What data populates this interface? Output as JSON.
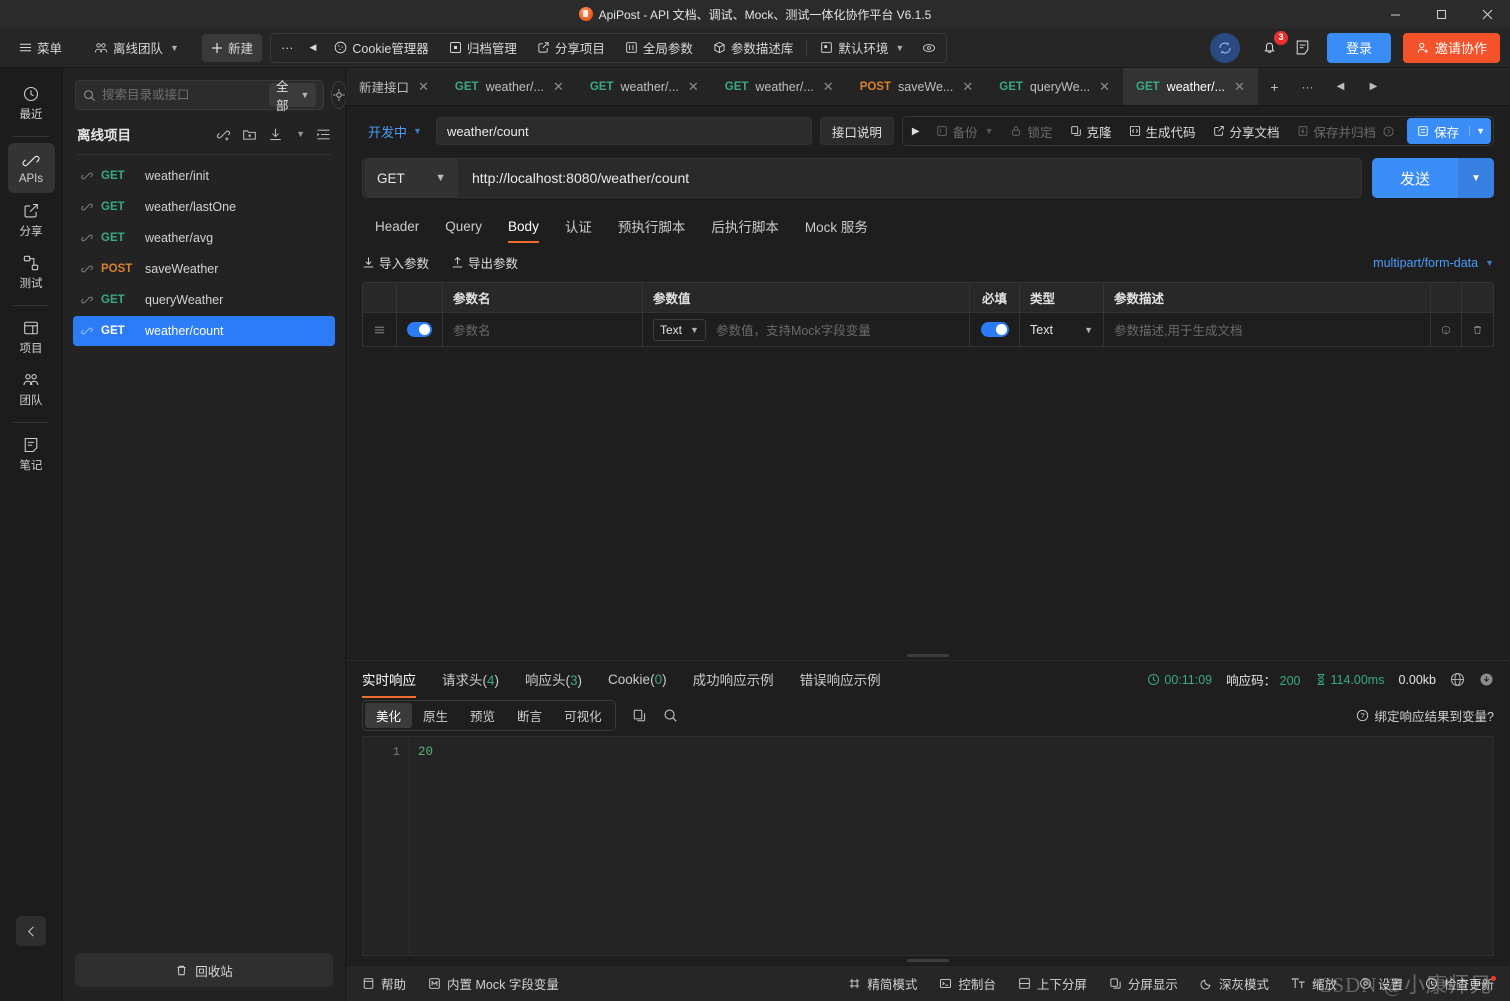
{
  "window": {
    "title": "ApiPost - API 文档、调试、Mock、测试一体化协作平台 V6.1.5",
    "minimize": "–",
    "maximize": "❐",
    "close": "✕"
  },
  "toolbar": {
    "menu": "菜单",
    "team": "离线团队",
    "new": "新建",
    "more": "···",
    "back": "◀",
    "cookie_manager": "Cookie管理器",
    "archive_manage": "归档管理",
    "share_project": "分享项目",
    "global_params": "全局参数",
    "param_desc_lib": "参数描述库",
    "default_env": "默认环境",
    "notification_count": "3",
    "login": "登录",
    "invite": "邀请协作"
  },
  "rail": {
    "items": [
      {
        "label": "最近",
        "icon": "clock-icon",
        "active": false
      },
      {
        "label": "APIs",
        "icon": "api-link-icon",
        "active": true
      },
      {
        "label": "分享",
        "icon": "share-icon",
        "active": false
      },
      {
        "label": "测试",
        "icon": "test-flow-icon",
        "active": false
      },
      {
        "label": "项目",
        "icon": "project-icon",
        "active": false
      },
      {
        "label": "团队",
        "icon": "team-icon",
        "active": false
      },
      {
        "label": "笔记",
        "icon": "note-icon",
        "active": false
      }
    ],
    "collapse": "‹"
  },
  "sidebar": {
    "search_placeholder": "搜索目录或接口",
    "search_value": "",
    "scope": "全部",
    "project_name": "离线项目",
    "recycle_bin": "回收站",
    "apis": [
      {
        "method": "GET",
        "name": "weather/init",
        "selected": false
      },
      {
        "method": "GET",
        "name": "weather/lastOne",
        "selected": false
      },
      {
        "method": "GET",
        "name": "weather/avg",
        "selected": false
      },
      {
        "method": "POST",
        "name": "saveWeather",
        "selected": false
      },
      {
        "method": "GET",
        "name": "queryWeather",
        "selected": false
      },
      {
        "method": "GET",
        "name": "weather/count",
        "selected": true
      }
    ]
  },
  "tabs": {
    "items": [
      {
        "method": "",
        "label": "新建接口",
        "active": false
      },
      {
        "method": "GET",
        "label": "weather/...",
        "active": false
      },
      {
        "method": "GET",
        "label": "weather/...",
        "active": false
      },
      {
        "method": "GET",
        "label": "weather/...",
        "active": false
      },
      {
        "method": "POST",
        "label": "saveWe...",
        "active": false
      },
      {
        "method": "GET",
        "label": "queryWe...",
        "active": false
      },
      {
        "method": "GET",
        "label": "weather/...",
        "active": true
      }
    ],
    "add": "+",
    "more": "···",
    "prev": "◀",
    "next": "▶"
  },
  "request": {
    "status": "开发中",
    "name": "weather/count",
    "desc_button": "接口说明",
    "actions": {
      "run": "▶",
      "backup": "备份",
      "lock": "锁定",
      "clone": "克隆",
      "gencode": "生成代码",
      "sharedoc": "分享文档",
      "save_archive": "保存并归档",
      "save": "保存"
    },
    "method": "GET",
    "url": "http://localhost:8080/weather/count",
    "send": "发送"
  },
  "param_tabs": [
    {
      "label": "Header",
      "active": false
    },
    {
      "label": "Query",
      "active": false
    },
    {
      "label": "Body",
      "active": true
    },
    {
      "label": "认证",
      "active": false
    },
    {
      "label": "预执行脚本",
      "active": false
    },
    {
      "label": "后执行脚本",
      "active": false
    },
    {
      "label": "Mock 服务",
      "active": false
    }
  ],
  "param_actions": {
    "import": "导入参数",
    "export": "导出参数",
    "content_type": "multipart/form-data"
  },
  "param_table": {
    "headers": [
      "",
      "",
      "参数名",
      "参数值",
      "必填",
      "类型",
      "参数描述",
      "",
      ""
    ],
    "rows": [
      {
        "enabled": true,
        "name_placeholder": "参数名",
        "name_value": "",
        "value_type": "Text",
        "value_placeholder": "参数值，支持Mock字段变量",
        "value": "",
        "required": true,
        "type": "Text",
        "desc_placeholder": "参数描述,用于生成文档",
        "desc": ""
      }
    ]
  },
  "response": {
    "tabs": [
      {
        "label": "实时响应",
        "count": null,
        "active": true
      },
      {
        "label": "请求头",
        "count": "4",
        "active": false
      },
      {
        "label": "响应头",
        "count": "3",
        "active": false
      },
      {
        "label": "Cookie",
        "count": "0",
        "active": false
      },
      {
        "label": "成功响应示例",
        "count": null,
        "active": false
      },
      {
        "label": "错误响应示例",
        "count": null,
        "active": false
      }
    ],
    "meta": {
      "time": "00:11:09",
      "code_label": "响应码：",
      "code": "200",
      "duration": "114.00ms",
      "size": "0.00kb"
    },
    "view_tabs": [
      {
        "label": "美化",
        "active": true
      },
      {
        "label": "原生",
        "active": false
      },
      {
        "label": "预览",
        "active": false
      },
      {
        "label": "断言",
        "active": false
      },
      {
        "label": "可视化",
        "active": false
      }
    ],
    "bind_var": "绑定响应结果到变量?",
    "body_lines": [
      {
        "no": "1",
        "text": "20"
      }
    ]
  },
  "statusbar": {
    "help": "帮助",
    "mock_vars": "内置 Mock 字段变量",
    "compact": "精简模式",
    "console": "控制台",
    "vsplit": "上下分屏",
    "splitview": "分屏显示",
    "dark": "深灰模式",
    "zoom": "缩放",
    "settings": "设置",
    "check_update": "检查更新"
  },
  "watermark": "CSDN @小康师兄",
  "colors": {
    "accent_blue": "#3a8cf6",
    "accent_orange": "#f4522a",
    "get_green": "#3aa884",
    "post_orange": "#d9822b",
    "tab_underline": "#ef6c2c"
  }
}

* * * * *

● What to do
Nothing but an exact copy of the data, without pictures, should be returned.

● Expected answer
What data populates this interface? Output as JSON.
{
  "window": {
    "title": "ApiPost - API 文档、调试、Mock、测试一体化协作平台 V6.1.5",
    "minimize": "–",
    "maximize": "❐",
    "close": "✕"
  },
  "toolbar": {
    "menu": "菜单",
    "team": "离线团队",
    "new": "新建",
    "more": "···",
    "back": "◀",
    "cookie_manager": "Cookie管理器",
    "archive_manage": "归档管理",
    "share_project": "分享项目",
    "global_params": "全局参数",
    "param_desc_lib": "参数描述库",
    "default_env": "默认环境",
    "notification_count": "3",
    "login": "登录",
    "invite": "邀请协作"
  },
  "rail": {
    "items": [
      {
        "label": "最近",
        "icon": "clock-icon",
        "active": false
      },
      {
        "label": "APIs",
        "icon": "api-link-icon",
        "active": true
      },
      {
        "label": "分享",
        "icon": "share-icon",
        "active": false
      },
      {
        "label": "测试",
        "icon": "test-flow-icon",
        "active": false
      },
      {
        "label": "项目",
        "icon": "project-icon",
        "active": false
      },
      {
        "label": "团队",
        "icon": "team-icon",
        "active": false
      },
      {
        "label": "笔记",
        "icon": "note-icon",
        "active": false
      }
    ],
    "collapse": "‹"
  },
  "sidebar": {
    "search_placeholder": "搜索目录或接口",
    "search_value": "",
    "scope": "全部",
    "project_name": "离线项目",
    "recycle_bin": "回收站",
    "apis": [
      {
        "method": "GET",
        "name": "weather/init",
        "selected": false
      },
      {
        "method": "GET",
        "name": "weather/lastOne",
        "selected": false
      },
      {
        "method": "GET",
        "name": "weather/avg",
        "selected": false
      },
      {
        "method": "POST",
        "name": "saveWeather",
        "selected": false
      },
      {
        "method": "GET",
        "name": "queryWeather",
        "selected": false
      },
      {
        "method": "GET",
        "name": "weather/count",
        "selected": true
      }
    ]
  },
  "tabs": {
    "items": [
      {
        "method": "",
        "label": "新建接口",
        "active": false
      },
      {
        "method": "GET",
        "label": "weather/...",
        "active": false
      },
      {
        "method": "GET",
        "label": "weather/...",
        "active": false
      },
      {
        "method": "GET",
        "label": "weather/...",
        "active": false
      },
      {
        "method": "POST",
        "label": "saveWe...",
        "active": false
      },
      {
        "method": "GET",
        "label": "queryWe...",
        "active": false
      },
      {
        "method": "GET",
        "label": "weather/...",
        "active": true
      }
    ],
    "add": "+",
    "more": "···",
    "prev": "◀",
    "next": "▶"
  },
  "request": {
    "status": "开发中",
    "name": "weather/count",
    "desc_button": "接口说明",
    "actions": {
      "run": "▶",
      "backup": "备份",
      "lock": "锁定",
      "clone": "克隆",
      "gencode": "生成代码",
      "sharedoc": "分享文档",
      "save_archive": "保存并归档",
      "save": "保存"
    },
    "method": "GET",
    "url": "http://localhost:8080/weather/count",
    "send": "发送"
  },
  "param_tabs": [
    {
      "label": "Header",
      "active": false
    },
    {
      "label": "Query",
      "active": false
    },
    {
      "label": "Body",
      "active": true
    },
    {
      "label": "认证",
      "active": false
    },
    {
      "label": "预执行脚本",
      "active": false
    },
    {
      "label": "后执行脚本",
      "active": false
    },
    {
      "label": "Mock 服务",
      "active": false
    }
  ],
  "param_actions": {
    "import": "导入参数",
    "export": "导出参数",
    "content_type": "multipart/form-data"
  },
  "param_table": {
    "headers": [
      "",
      "",
      "参数名",
      "参数值",
      "必填",
      "类型",
      "参数描述",
      "",
      ""
    ],
    "rows": [
      {
        "enabled": true,
        "name_placeholder": "参数名",
        "name_value": "",
        "value_type": "Text",
        "value_placeholder": "参数值，支持Mock字段变量",
        "value": "",
        "required": true,
        "type": "Text",
        "desc_placeholder": "参数描述,用于生成文档",
        "desc": ""
      }
    ]
  },
  "response": {
    "tabs": [
      {
        "label": "实时响应",
        "count": null,
        "active": true
      },
      {
        "label": "请求头",
        "count": "4",
        "active": false
      },
      {
        "label": "响应头",
        "count": "3",
        "active": false
      },
      {
        "label": "Cookie",
        "count": "0",
        "active": false
      },
      {
        "label": "成功响应示例",
        "count": null,
        "active": false
      },
      {
        "label": "错误响应示例",
        "count": null,
        "active": false
      }
    ],
    "meta": {
      "time": "00:11:09",
      "code_label": "响应码：",
      "code": "200",
      "duration": "114.00ms",
      "size": "0.00kb"
    },
    "view_tabs": [
      {
        "label": "美化",
        "active": true
      },
      {
        "label": "原生",
        "active": false
      },
      {
        "label": "预览",
        "active": false
      },
      {
        "label": "断言",
        "active": false
      },
      {
        "label": "可视化",
        "active": false
      }
    ],
    "bind_var": "绑定响应结果到变量?",
    "body_lines": [
      {
        "no": "1",
        "text": "20"
      }
    ]
  },
  "statusbar": {
    "help": "帮助",
    "mock_vars": "内置 Mock 字段变量",
    "compact": "精简模式",
    "console": "控制台",
    "vsplit": "上下分屏",
    "splitview": "分屏显示",
    "dark": "深灰模式",
    "zoom": "缩放",
    "settings": "设置",
    "check_update": "检查更新"
  },
  "watermark": "CSDN @小康师兄",
  "colors": {
    "accent_blue": "#3a8cf6",
    "accent_orange": "#f4522a",
    "get_green": "#3aa884",
    "post_orange": "#d9822b",
    "tab_underline": "#ef6c2c"
  }
}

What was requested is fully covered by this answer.